At 2.15 p.m., NSE’s Nifty traded at 10,240.30, down 219.80 points or 2.10 per cent from its Wednesday’s close.
The S&P BSE Sensex, which had opened at 34,063.82, traded at 33,967.32, down 793.57 points or 2.28 per cent. On Thursday, it had touched a high of 34,325.18 and a low of 33,723.53.
“This is a continuation of the sharp fall we have witnessed in the stock prices over the last couple of weeks (except for one or two days of exception).

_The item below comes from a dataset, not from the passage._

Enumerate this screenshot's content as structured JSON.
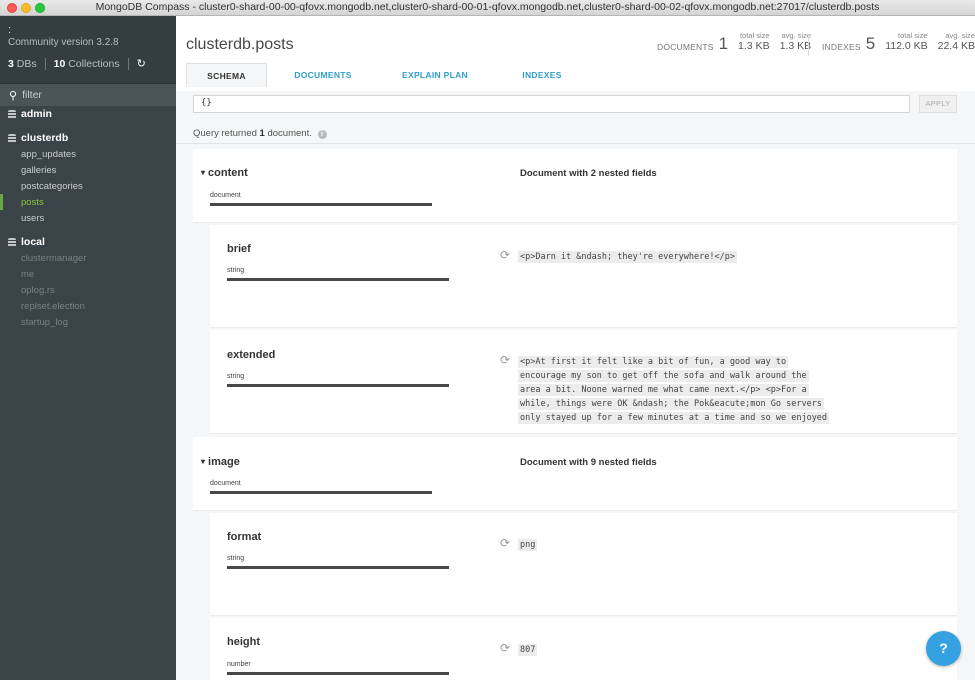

“While most of the earlier fall could be attributed largely to domestic factors – be it the IL&FS effect and fears of contagion thereon, or the ever increasing fuel prices due to the combined effect of weakening rupee and rising global crude prices etc – the reason for the fall this morning is clearly global,” said Dheeraj Singh, head of Investments, Taurus Asset Management Co Ltd, as per PTI.
At around 2 p.m., the Indian rupee was trading at 74.17 per US dollar, after slumping to a new low of 74.48. The rupee had opened at 74.31 at the Inter-Bank Foreign Exchange Market.
Attributing the slump in stock and currency markets to external factors, a finance ministry official Thursday said more steps will be taken to check current account deficit (CAD) and hoped that the rupee would appreciate.
“What happened in US yesterday had a ripple effect here today. The IMF has downgraded global growth rate, US growth rate for next year, both these had impact on markets,” the official told reporters, according to PTI.
The government will take action at an appropriate time to check widening CAD and going forward there are indications that oil prices will fall, which will have positive implications on the rupee.
“Rupee, Balance of Payments, CAD are the main worries, we have strategy in place to tackle situation. We will take action at opportune time on these issues,” the official said.
He said Indian market is still relatively stable compared with other equity markets. “The rupee may remain firm if oil prices stay range bound. We do believe that rupee should appreciate from this level,” the official added.
The rupee has lost more than 13 per cent since the beginning of 2018. The CAD, difference between inflow and outflow of foreign exchange, widened to 2.4 per cent of GDP in the April-June quarter.
The official said that the oil prices are expected to stay range bound between 79-85 dollars a barrel in the months to come and the Indian economy will gain in the US-China ‘trade war’.
Even though there are pressures on the current account deficit, the foreign exchange reserves are good enough to withstand it, he added.
“There is nothing to worry about the current market condition. Indian equity and rupee markets are impacted by external factors. Inflation is well within limits and the fundamentals of Indian economy remain strong,” the official added.
The US Dow Jones Industrial Average slumped over 800 points or 3.15 per cent Wednesday, its biggest fall since February. US President Donald Trump blamed the drop on US Federal Reserve’s decision to hike interest rates. “The Fed has gone crazy,” Trump said.
Taking cue, the Asian stock indices too witnessed selling frenzy. Japan’s Nikkei declined 4 per cent, Australia’s benchmark ASX 200 fell 2 per cent, and Hong Kong’s Hang Seng, China’s Shanghai Composite was down more than 3 per cent.